I ended up spending about $800 on merchandise and the meet and greet, excluding the $416 for two nights in the hotel. I picked up some very cool DC merchandise at some of the booths and talked to comic artist and Eisner Award winner, Joe Staton who had a very cool Justice Society of America poster that I just had to have. I noticed his artwork had the DC copyright and trademark symbols and I asked if everyone at the comic con was supposed to get permission from DC, Marvel, or whoever owns the property before they can sell their works. He told me yes, they are supposed to. He said he even carries a letter from DC stating that he is allowed to sell his own artwork that has DC characters’ depictions. I paid him the thirty dollars that he wanted and made my leave after wishing him a great weekend. Then I met Terry Huddleston of Deviant.com who had an amazing Justice League poster that I had to have. Then he persuaded me to buy a Teen Titans poster to go with it.

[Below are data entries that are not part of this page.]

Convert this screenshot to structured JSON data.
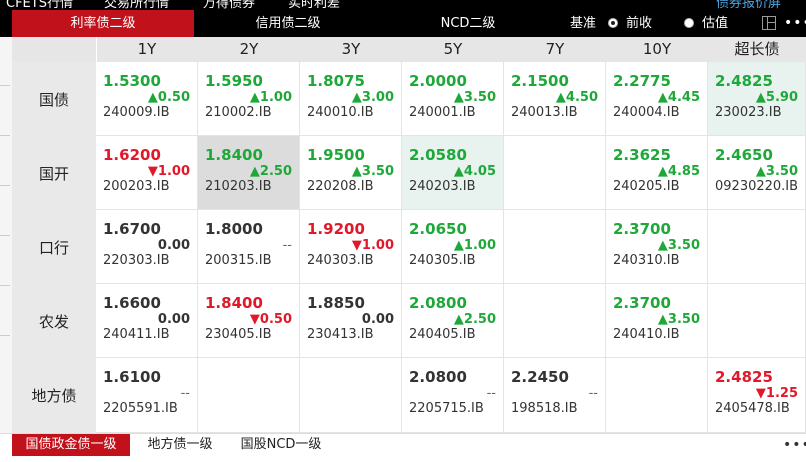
{
  "top_menu": [
    "CFETS行情",
    "交易所行情",
    "万得债券",
    "实时利差",
    "债券报价屏"
  ],
  "tabs": {
    "active": "利率债二级",
    "credit": "信用债二级",
    "ncd": "NCD二级",
    "basis_label": "基准",
    "opt_prev": "前收",
    "opt_est": "估值"
  },
  "grid": {
    "headers": [
      "1Y",
      "2Y",
      "3Y",
      "5Y",
      "7Y",
      "10Y",
      "超长债"
    ],
    "rows": [
      {
        "label": "国债",
        "cells": [
          {
            "y": "1.5300",
            "c": "▲0.50",
            "code": "240009.IB",
            "dir": "up"
          },
          {
            "y": "1.5950",
            "c": "▲1.00",
            "code": "210002.IB",
            "dir": "up"
          },
          {
            "y": "1.8075",
            "c": "▲3.00",
            "code": "240010.IB",
            "dir": "up"
          },
          {
            "y": "2.0000",
            "c": "▲3.50",
            "code": "240001.IB",
            "dir": "up"
          },
          {
            "y": "2.1500",
            "c": "▲4.50",
            "code": "240013.IB",
            "dir": "up"
          },
          {
            "y": "2.2775",
            "c": "▲4.45",
            "code": "240004.IB",
            "dir": "up"
          },
          {
            "y": "2.4825",
            "c": "▲5.90",
            "code": "230023.IB",
            "dir": "up",
            "hl": "green"
          }
        ]
      },
      {
        "label": "国开",
        "cells": [
          {
            "y": "1.6200",
            "c": "▼1.00",
            "code": "200203.IB",
            "dir": "down"
          },
          {
            "y": "1.8400",
            "c": "▲2.50",
            "code": "210203.IB",
            "dir": "up",
            "hl": "gray"
          },
          {
            "y": "1.9500",
            "c": "▲3.50",
            "code": "220208.IB",
            "dir": "up"
          },
          {
            "y": "2.0580",
            "c": "▲4.05",
            "code": "240203.IB",
            "dir": "up",
            "hl": "green"
          },
          null,
          {
            "y": "2.3625",
            "c": "▲4.85",
            "code": "240205.IB",
            "dir": "up"
          },
          {
            "y": "2.4650",
            "c": "▲3.50",
            "code": "09230220.IB",
            "dir": "up"
          }
        ]
      },
      {
        "label": "口行",
        "cells": [
          {
            "y": "1.6700",
            "c": "0.00",
            "code": "220303.IB",
            "dir": "flat"
          },
          {
            "y": "1.8000",
            "c": "--",
            "code": "200315.IB",
            "dir": "flat"
          },
          {
            "y": "1.9200",
            "c": "▼1.00",
            "code": "240303.IB",
            "dir": "down"
          },
          {
            "y": "2.0650",
            "c": "▲1.00",
            "code": "240305.IB",
            "dir": "up"
          },
          null,
          {
            "y": "2.3700",
            "c": "▲3.50",
            "code": "240310.IB",
            "dir": "up"
          },
          null
        ]
      },
      {
        "label": "农发",
        "cells": [
          {
            "y": "1.6600",
            "c": "0.00",
            "code": "240411.IB",
            "dir": "flat"
          },
          {
            "y": "1.8400",
            "c": "▼0.50",
            "code": "230405.IB",
            "dir": "down"
          },
          {
            "y": "1.8850",
            "c": "0.00",
            "code": "230413.IB",
            "dir": "flat"
          },
          {
            "y": "2.0800",
            "c": "▲2.50",
            "code": "240405.IB",
            "dir": "up"
          },
          null,
          {
            "y": "2.3700",
            "c": "▲3.50",
            "code": "240410.IB",
            "dir": "up"
          },
          null
        ]
      },
      {
        "label": "地方债",
        "cells": [
          {
            "y": "1.6100",
            "c": "--",
            "code": "2205591.IB",
            "dir": "flat"
          },
          null,
          null,
          {
            "y": "2.0800",
            "c": "--",
            "code": "2205715.IB",
            "dir": "flat"
          },
          {
            "y": "2.2450",
            "c": "--",
            "code": "198518.IB",
            "dir": "flat"
          },
          null,
          {
            "y": "2.4825",
            "c": "▼1.25",
            "code": "2405478.IB",
            "dir": "down"
          }
        ]
      }
    ]
  },
  "bottom_tabs": [
    "国债政金债一级",
    "地方债一级",
    "国股NCD一级"
  ],
  "more_glyph": "•••",
  "colors": {
    "accent": "#c1121c",
    "up": "#1fa83a",
    "down": "#e0192a"
  }
}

At about 2:00pm I come across a vendor who was selling something very unique. He called it Scratchboard Art. He was also a writer with three books for sale; the Gridiron Conspiracy trilogy. His name is Christopher R. Paniccia. I asked about his art and he explained it to me how it was like the reverse of ink-to-paper, how this is taking a piece of black ceramic and scratching away until the white shows in the form of whatever you are trying to create. We got to talking about the military because he had a Desert Storm Veteran hat, I told him thanks for his service and he told me about his time as a Pararescue Jumper in the Air Force, arguably the most difficult job in the military. He saw my press pass and asked if I had interviewed anyone yet. I told him I had to set that up in advance. He said no you don’t, you can interview me if you want. I said that would be really cool. We set up a time for the next morning, but that fell through, so I was able to interview him later at about 4:25PM. I thanked him after the interview and told him I would email him when I was done writing it and told him the twitter handle of GWW, the outlet that I represent so he could read it online when it’s posted.

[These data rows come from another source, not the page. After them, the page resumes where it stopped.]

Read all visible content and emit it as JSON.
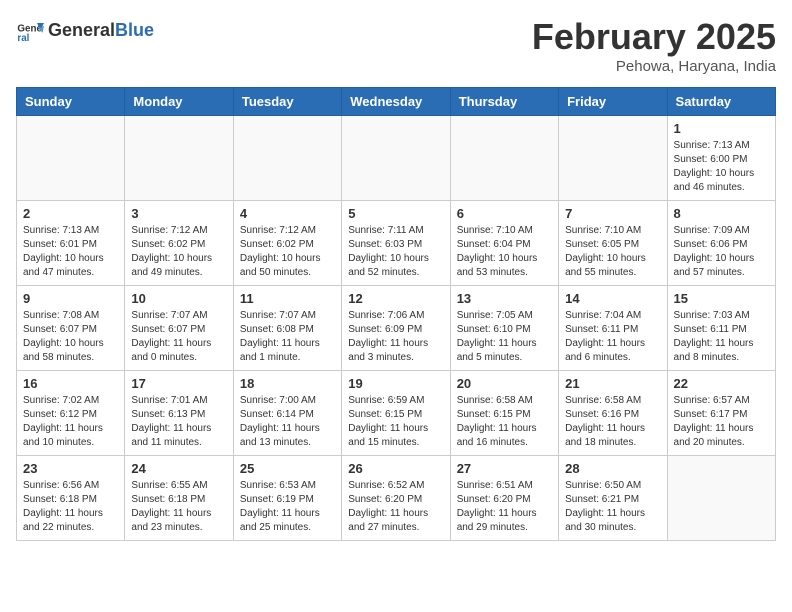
{
  "header": {
    "logo_general": "General",
    "logo_blue": "Blue",
    "title": "February 2025",
    "location": "Pehowa, Haryana, India"
  },
  "weekdays": [
    "Sunday",
    "Monday",
    "Tuesday",
    "Wednesday",
    "Thursday",
    "Friday",
    "Saturday"
  ],
  "weeks": [
    [
      {
        "day": "",
        "info": ""
      },
      {
        "day": "",
        "info": ""
      },
      {
        "day": "",
        "info": ""
      },
      {
        "day": "",
        "info": ""
      },
      {
        "day": "",
        "info": ""
      },
      {
        "day": "",
        "info": ""
      },
      {
        "day": "1",
        "info": "Sunrise: 7:13 AM\nSunset: 6:00 PM\nDaylight: 10 hours and 46 minutes."
      }
    ],
    [
      {
        "day": "2",
        "info": "Sunrise: 7:13 AM\nSunset: 6:01 PM\nDaylight: 10 hours and 47 minutes."
      },
      {
        "day": "3",
        "info": "Sunrise: 7:12 AM\nSunset: 6:02 PM\nDaylight: 10 hours and 49 minutes."
      },
      {
        "day": "4",
        "info": "Sunrise: 7:12 AM\nSunset: 6:02 PM\nDaylight: 10 hours and 50 minutes."
      },
      {
        "day": "5",
        "info": "Sunrise: 7:11 AM\nSunset: 6:03 PM\nDaylight: 10 hours and 52 minutes."
      },
      {
        "day": "6",
        "info": "Sunrise: 7:10 AM\nSunset: 6:04 PM\nDaylight: 10 hours and 53 minutes."
      },
      {
        "day": "7",
        "info": "Sunrise: 7:10 AM\nSunset: 6:05 PM\nDaylight: 10 hours and 55 minutes."
      },
      {
        "day": "8",
        "info": "Sunrise: 7:09 AM\nSunset: 6:06 PM\nDaylight: 10 hours and 57 minutes."
      }
    ],
    [
      {
        "day": "9",
        "info": "Sunrise: 7:08 AM\nSunset: 6:07 PM\nDaylight: 10 hours and 58 minutes."
      },
      {
        "day": "10",
        "info": "Sunrise: 7:07 AM\nSunset: 6:07 PM\nDaylight: 11 hours and 0 minutes."
      },
      {
        "day": "11",
        "info": "Sunrise: 7:07 AM\nSunset: 6:08 PM\nDaylight: 11 hours and 1 minute."
      },
      {
        "day": "12",
        "info": "Sunrise: 7:06 AM\nSunset: 6:09 PM\nDaylight: 11 hours and 3 minutes."
      },
      {
        "day": "13",
        "info": "Sunrise: 7:05 AM\nSunset: 6:10 PM\nDaylight: 11 hours and 5 minutes."
      },
      {
        "day": "14",
        "info": "Sunrise: 7:04 AM\nSunset: 6:11 PM\nDaylight: 11 hours and 6 minutes."
      },
      {
        "day": "15",
        "info": "Sunrise: 7:03 AM\nSunset: 6:11 PM\nDaylight: 11 hours and 8 minutes."
      }
    ],
    [
      {
        "day": "16",
        "info": "Sunrise: 7:02 AM\nSunset: 6:12 PM\nDaylight: 11 hours and 10 minutes."
      },
      {
        "day": "17",
        "info": "Sunrise: 7:01 AM\nSunset: 6:13 PM\nDaylight: 11 hours and 11 minutes."
      },
      {
        "day": "18",
        "info": "Sunrise: 7:00 AM\nSunset: 6:14 PM\nDaylight: 11 hours and 13 minutes."
      },
      {
        "day": "19",
        "info": "Sunrise: 6:59 AM\nSunset: 6:15 PM\nDaylight: 11 hours and 15 minutes."
      },
      {
        "day": "20",
        "info": "Sunrise: 6:58 AM\nSunset: 6:15 PM\nDaylight: 11 hours and 16 minutes."
      },
      {
        "day": "21",
        "info": "Sunrise: 6:58 AM\nSunset: 6:16 PM\nDaylight: 11 hours and 18 minutes."
      },
      {
        "day": "22",
        "info": "Sunrise: 6:57 AM\nSunset: 6:17 PM\nDaylight: 11 hours and 20 minutes."
      }
    ],
    [
      {
        "day": "23",
        "info": "Sunrise: 6:56 AM\nSunset: 6:18 PM\nDaylight: 11 hours and 22 minutes."
      },
      {
        "day": "24",
        "info": "Sunrise: 6:55 AM\nSunset: 6:18 PM\nDaylight: 11 hours and 23 minutes."
      },
      {
        "day": "25",
        "info": "Sunrise: 6:53 AM\nSunset: 6:19 PM\nDaylight: 11 hours and 25 minutes."
      },
      {
        "day": "26",
        "info": "Sunrise: 6:52 AM\nSunset: 6:20 PM\nDaylight: 11 hours and 27 minutes."
      },
      {
        "day": "27",
        "info": "Sunrise: 6:51 AM\nSunset: 6:20 PM\nDaylight: 11 hours and 29 minutes."
      },
      {
        "day": "28",
        "info": "Sunrise: 6:50 AM\nSunset: 6:21 PM\nDaylight: 11 hours and 30 minutes."
      },
      {
        "day": "",
        "info": ""
      }
    ]
  ]
}
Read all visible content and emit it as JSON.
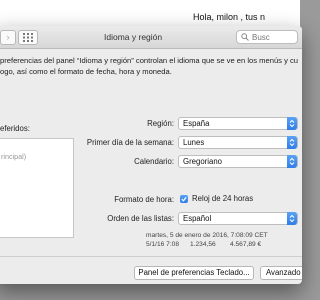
{
  "background": {
    "greeting": "Hola,  milon ,  tus n"
  },
  "window": {
    "title": "Idioma y región",
    "search_placeholder": "Busc"
  },
  "description": [
    "preferencias del panel “Idioma y región” controlan el idioma que se ve en los menús y cu",
    "ogo, así como el formato de fecha, hora y moneda."
  ],
  "languages": {
    "label": "eferidos:",
    "items": [
      "rincipal)"
    ]
  },
  "settings": {
    "region_label": "Región:",
    "region_value": "España",
    "first_day_label": "Primer día de la semana:",
    "first_day_value": "Lunes",
    "calendar_label": "Calendario:",
    "calendar_value": "Gregoriano",
    "time_format_label": "Formato de hora:",
    "time_format_checkbox_label": "Reloj de 24 horas",
    "sort_order_label": "Orden de las listas:",
    "sort_order_value": "Español"
  },
  "samples": {
    "line1": "martes, 5 de enero de 2016, 7:08:09 CET",
    "date_short": "5/1/16 7:08",
    "number": "1.234,56",
    "currency": "4.567,89 €"
  },
  "buttons": {
    "keyboard": "Panel de preferencias Teclado...",
    "advanced": "Avanzado"
  },
  "colors": {
    "accent": "#2f7ee8",
    "window_bg": "#ececec"
  }
}
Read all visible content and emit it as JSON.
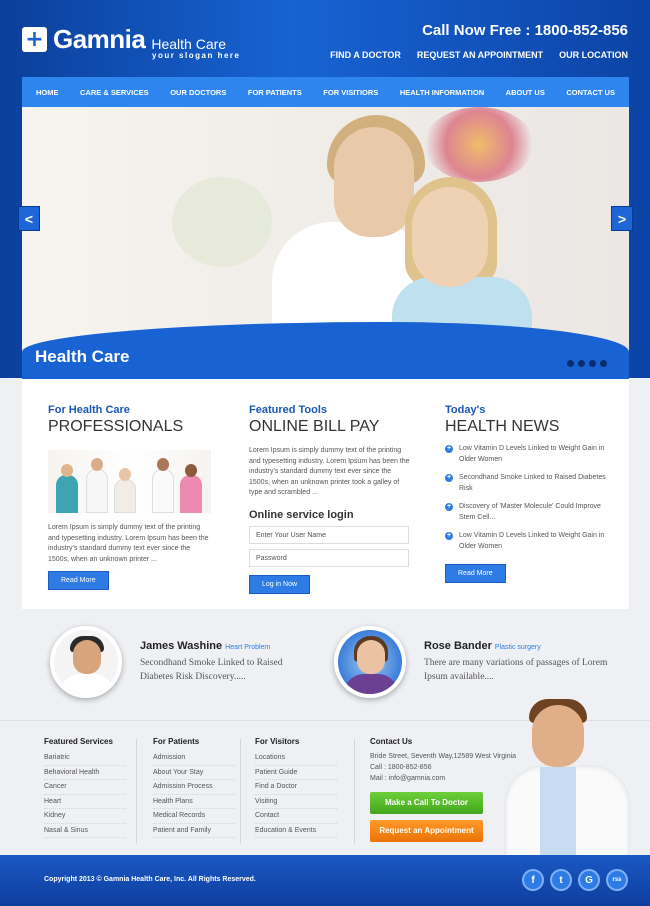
{
  "brand": {
    "name": "Gamnia",
    "sub": "Health Care",
    "slogan": "your slogan here"
  },
  "header": {
    "call": "Call Now Free : 1800-852-856",
    "links": [
      "FIND A DOCTOR",
      "REQUEST AN APPOINTMENT",
      "OUR LOCATION"
    ]
  },
  "nav": [
    "HOME",
    "CARE & SERVICES",
    "OUR DOCTORS",
    "FOR PATIENTS",
    "FOR VISITIORS",
    "HEALTH INFORMATION",
    "ABOUT US",
    "CONTACT US"
  ],
  "slider": {
    "caption": "Health Care",
    "prev": "<",
    "next": ">"
  },
  "col1": {
    "sub": "For Health Care",
    "title": "PROFESSIONALS",
    "text": "Lorem Ipsum is simply dummy text of the printing and typesetting industry. Lorem Ipsum has been the industry's standard dummy text ever since the 1500s, when an unknown printer ...",
    "button": "Read More"
  },
  "col2": {
    "sub": "Featured Tools",
    "title": "ONLINE BILL PAY",
    "text": "Lorem Ipsum is simply dummy text of the printing and typesetting industry. Lorem Ipsum has been the industry's standard dummy text ever since the 1500s, when an unknown printer took a galley of type and scrambled ...",
    "login_title": "Online service login",
    "username_placeholder": "Enter Your User Name",
    "password_placeholder": "Password",
    "button": "Log in Now"
  },
  "col3": {
    "sub": "Today's",
    "title": "HEALTH NEWS",
    "items": [
      "Low Vitamin D Levels Linked to Weight Gain in Older Women",
      "Secondhand Smoke Linked to Raised Diabetes Risk",
      "Discovery of 'Master Molecule' Could Improve Stem Cell...",
      "Low Vitamin D Levels Linked to Weight Gain in Older Women"
    ],
    "button": "Read More"
  },
  "testimonials": [
    {
      "name": "James Washine",
      "role": "Heart Problem",
      "text": "Secondhand Smoke Linked to Raised Diabetes Risk Discovery....."
    },
    {
      "name": "Rose Bander",
      "role": "Plastic surgery",
      "text": "There are many variations of passages of Lorem Ipsum available...."
    }
  ],
  "footer": {
    "featured": {
      "title": "Featured Services",
      "links": [
        "Bariatric",
        "Behavioral Health",
        "Cancer",
        "Heart",
        "Kidney",
        "Nasal & Sinus"
      ]
    },
    "patients": {
      "title": "For Patients",
      "links": [
        "Admission",
        "About Your Stay",
        "Admission Process",
        "Health Plans",
        "Medical Records",
        "Patient and Family"
      ]
    },
    "visitors": {
      "title": "For Visitors",
      "links": [
        "Locations",
        "Patient Guide",
        "Find a Doctor",
        "Visiting",
        "Contact",
        "Education & Events"
      ]
    },
    "contact": {
      "title": "Contact Us",
      "address": "Bride Street, Seventh Way,12589 West Virginia",
      "phone": "Call : 1800-852-856",
      "mail": "Mail : info@gamnia.com",
      "call_button": "Make a Call To Doctor",
      "appointment_button": "Request an Appointment"
    }
  },
  "bottom": {
    "copyright": "Copyright 2013 © Gamnia Health Care, Inc. All Rights Reserved.",
    "social": [
      "f",
      "t",
      "G",
      "rss"
    ]
  },
  "colors": {
    "brand_blue": "#1763d3",
    "nav_blue": "#2f85ee",
    "green": "#44a71c",
    "orange": "#ea7305"
  }
}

After walking around with my wife, we came across a vendor who was selling some very interesting DC artwork. I bought a panoramic poster of Batman that was inspired by the Last Supper. I don’t know if this constitutes sacrilege or homage considering that I am a Christian. We decided to leave at 7:00PM and went to the Providence Mall where we ate dinner at the Cheesecake Factory.
The Rhode Island Comic Con was a little chaotic, but all in all, we had a great time. We are planning on going to the one next year as well as other cons and my wife mentioned how she wants to start doing reviews too.
Compared to all other comic cons we have been to, I give this con an 8 out of 10 stars for quality of guests, celebrities, vendors, and artists. I would have given it higher, but the security was not up to the standards that I would like to see, and the layout of the event was labyrinthian.
Twitter handle: @Tanker252003